*Task input:*
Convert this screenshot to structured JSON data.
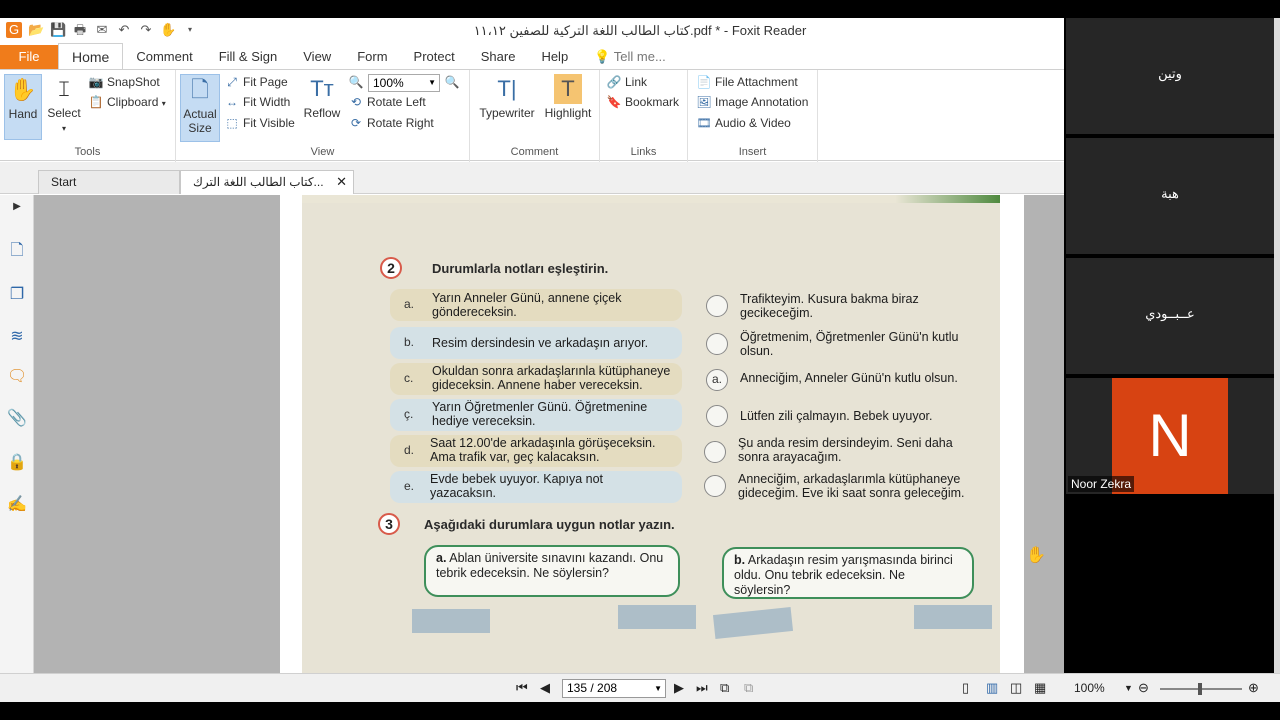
{
  "window": {
    "title": "كتاب الطالب اللغة التركية للصفين ١١،١٢.pdf * - Foxit Reader"
  },
  "ribbon_tabs": [
    "File",
    "Home",
    "Comment",
    "Fill & Sign",
    "View",
    "Form",
    "Protect",
    "Share",
    "Help"
  ],
  "tell_me": "Tell me...",
  "ribbon": {
    "tools": {
      "label": "Tools",
      "hand": "Hand",
      "select": "Select",
      "snapshot": "SnapShot",
      "clipboard": "Clipboard"
    },
    "view": {
      "label": "View",
      "actual_size": "Actual Size",
      "fit_page": "Fit Page",
      "fit_width": "Fit Width",
      "fit_visible": "Fit Visible",
      "reflow": "Reflow",
      "zoom_value": "100%",
      "rotate_left": "Rotate Left",
      "rotate_right": "Rotate Right"
    },
    "comment": {
      "label": "Comment",
      "typewriter": "Typewriter",
      "highlight": "Highlight"
    },
    "links": {
      "label": "Links",
      "link": "Link",
      "bookmark": "Bookmark"
    },
    "insert": {
      "label": "Insert",
      "file_attachment": "File Attachment",
      "image_annotation": "Image Annotation",
      "audio_video": "Audio & Video"
    }
  },
  "doc_tabs": {
    "start": "Start",
    "active": "كتاب الطالب اللغة الترك..."
  },
  "page_content": {
    "section2_no": "2",
    "section2_title": "Durumlarla notları eşleştirin.",
    "left_items": [
      {
        "letter": "a.",
        "text": "Yarın Anneler Günü, annene çiçek göndereceksin."
      },
      {
        "letter": "b.",
        "text": "Resim dersindesin ve arkadaşın arıyor."
      },
      {
        "letter": "c.",
        "text": "Okuldan sonra arkadaşlarınla kütüphaneye gideceksin. Annene haber vereceksin."
      },
      {
        "letter": "ç.",
        "text": "Yarın Öğretmenler Günü. Öğretmenine hediye vereceksin."
      },
      {
        "letter": "d.",
        "text": "Saat 12.00'de arkadaşınla görüşeceksin. Ama trafik var, geç kalacaksın."
      },
      {
        "letter": "e.",
        "text": "Evde bebek uyuyor. Kapıya not yazacaksın."
      }
    ],
    "right_items": [
      {
        "mark": "",
        "text": "Trafikteyim. Kusura bakma biraz gecikeceğim."
      },
      {
        "mark": "",
        "text": "Öğretmenim, Öğretmenler Günü'n kutlu olsun."
      },
      {
        "mark": "a.",
        "text": "Anneciğim, Anneler Günü'n kutlu olsun."
      },
      {
        "mark": "",
        "text": "Lütfen zili çalmayın. Bebek uyuyor."
      },
      {
        "mark": "",
        "text": "Şu anda resim dersindeyim. Seni daha sonra arayacağım."
      },
      {
        "mark": "",
        "text": "Anneciğim, arkadaşlarımla kütüphaneye gideceğim. Eve iki saat sonra geleceğim."
      }
    ],
    "section3_no": "3",
    "section3_title": "Aşağıdaki durumlara uygun notlar yazın.",
    "bubble_a_letter": "a.",
    "bubble_a": "Ablan üniversite sınavını kazandı. Onu tebrik edeceksin. Ne söylersin?",
    "bubble_b_letter": "b.",
    "bubble_b": "Arkadaşın resim yarışmasında birinci oldu. Onu tebrik edeceksin. Ne söylersin?"
  },
  "participants": [
    {
      "name": "وتين"
    },
    {
      "name": "هبة"
    },
    {
      "name": "عــبــودي"
    },
    {
      "name": "Noor Zekra",
      "initial": "N"
    }
  ],
  "statusbar": {
    "page": "135 / 208",
    "zoom": "100%"
  },
  "colors": {
    "file_tab": "#f07c1b",
    "avatar_bg": "#d74312"
  }
}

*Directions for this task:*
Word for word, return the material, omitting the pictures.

*Response below:*
Convert this screenshot to structured JSON data.
{
  "window": {
    "title": "كتاب الطالب اللغة التركية للصفين ١١،١٢.pdf * - Foxit Reader"
  },
  "ribbon_tabs": [
    "File",
    "Home",
    "Comment",
    "Fill & Sign",
    "View",
    "Form",
    "Protect",
    "Share",
    "Help"
  ],
  "tell_me": "Tell me...",
  "ribbon": {
    "tools": {
      "label": "Tools",
      "hand": "Hand",
      "select": "Select",
      "snapshot": "SnapShot",
      "clipboard": "Clipboard"
    },
    "view": {
      "label": "View",
      "actual_size": "Actual Size",
      "fit_page": "Fit Page",
      "fit_width": "Fit Width",
      "fit_visible": "Fit Visible",
      "reflow": "Reflow",
      "zoom_value": "100%",
      "rotate_left": "Rotate Left",
      "rotate_right": "Rotate Right"
    },
    "comment": {
      "label": "Comment",
      "typewriter": "Typewriter",
      "highlight": "Highlight"
    },
    "links": {
      "label": "Links",
      "link": "Link",
      "bookmark": "Bookmark"
    },
    "insert": {
      "label": "Insert",
      "file_attachment": "File Attachment",
      "image_annotation": "Image Annotation",
      "audio_video": "Audio & Video"
    }
  },
  "doc_tabs": {
    "start": "Start",
    "active": "كتاب الطالب اللغة الترك..."
  },
  "page_content": {
    "section2_no": "2",
    "section2_title": "Durumlarla notları eşleştirin.",
    "left_items": [
      {
        "letter": "a.",
        "text": "Yarın Anneler Günü, annene çiçek göndereceksin."
      },
      {
        "letter": "b.",
        "text": "Resim dersindesin ve arkadaşın arıyor."
      },
      {
        "letter": "c.",
        "text": "Okuldan sonra arkadaşlarınla kütüphaneye gideceksin. Annene haber vereceksin."
      },
      {
        "letter": "ç.",
        "text": "Yarın Öğretmenler Günü. Öğretmenine hediye vereceksin."
      },
      {
        "letter": "d.",
        "text": "Saat 12.00'de arkadaşınla görüşeceksin. Ama trafik var, geç kalacaksın."
      },
      {
        "letter": "e.",
        "text": "Evde bebek uyuyor. Kapıya not yazacaksın."
      }
    ],
    "right_items": [
      {
        "mark": "",
        "text": "Trafikteyim. Kusura bakma biraz gecikeceğim."
      },
      {
        "mark": "",
        "text": "Öğretmenim, Öğretmenler Günü'n kutlu olsun."
      },
      {
        "mark": "a.",
        "text": "Anneciğim, Anneler Günü'n kutlu olsun."
      },
      {
        "mark": "",
        "text": "Lütfen zili çalmayın. Bebek uyuyor."
      },
      {
        "mark": "",
        "text": "Şu anda resim dersindeyim. Seni daha sonra arayacağım."
      },
      {
        "mark": "",
        "text": "Anneciğim, arkadaşlarımla kütüphaneye gideceğim. Eve iki saat sonra geleceğim."
      }
    ],
    "section3_no": "3",
    "section3_title": "Aşağıdaki durumlara uygun notlar yazın.",
    "bubble_a_letter": "a.",
    "bubble_a": "Ablan üniversite sınavını kazandı. Onu tebrik edeceksin. Ne söylersin?",
    "bubble_b_letter": "b.",
    "bubble_b": "Arkadaşın resim yarışmasında birinci oldu. Onu tebrik edeceksin. Ne söylersin?"
  },
  "participants": [
    {
      "name": "وتين"
    },
    {
      "name": "هبة"
    },
    {
      "name": "عــبــودي"
    },
    {
      "name": "Noor Zekra",
      "initial": "N"
    }
  ],
  "statusbar": {
    "page": "135 / 208",
    "zoom": "100%"
  },
  "colors": {
    "file_tab": "#f07c1b",
    "avatar_bg": "#d74312"
  }
}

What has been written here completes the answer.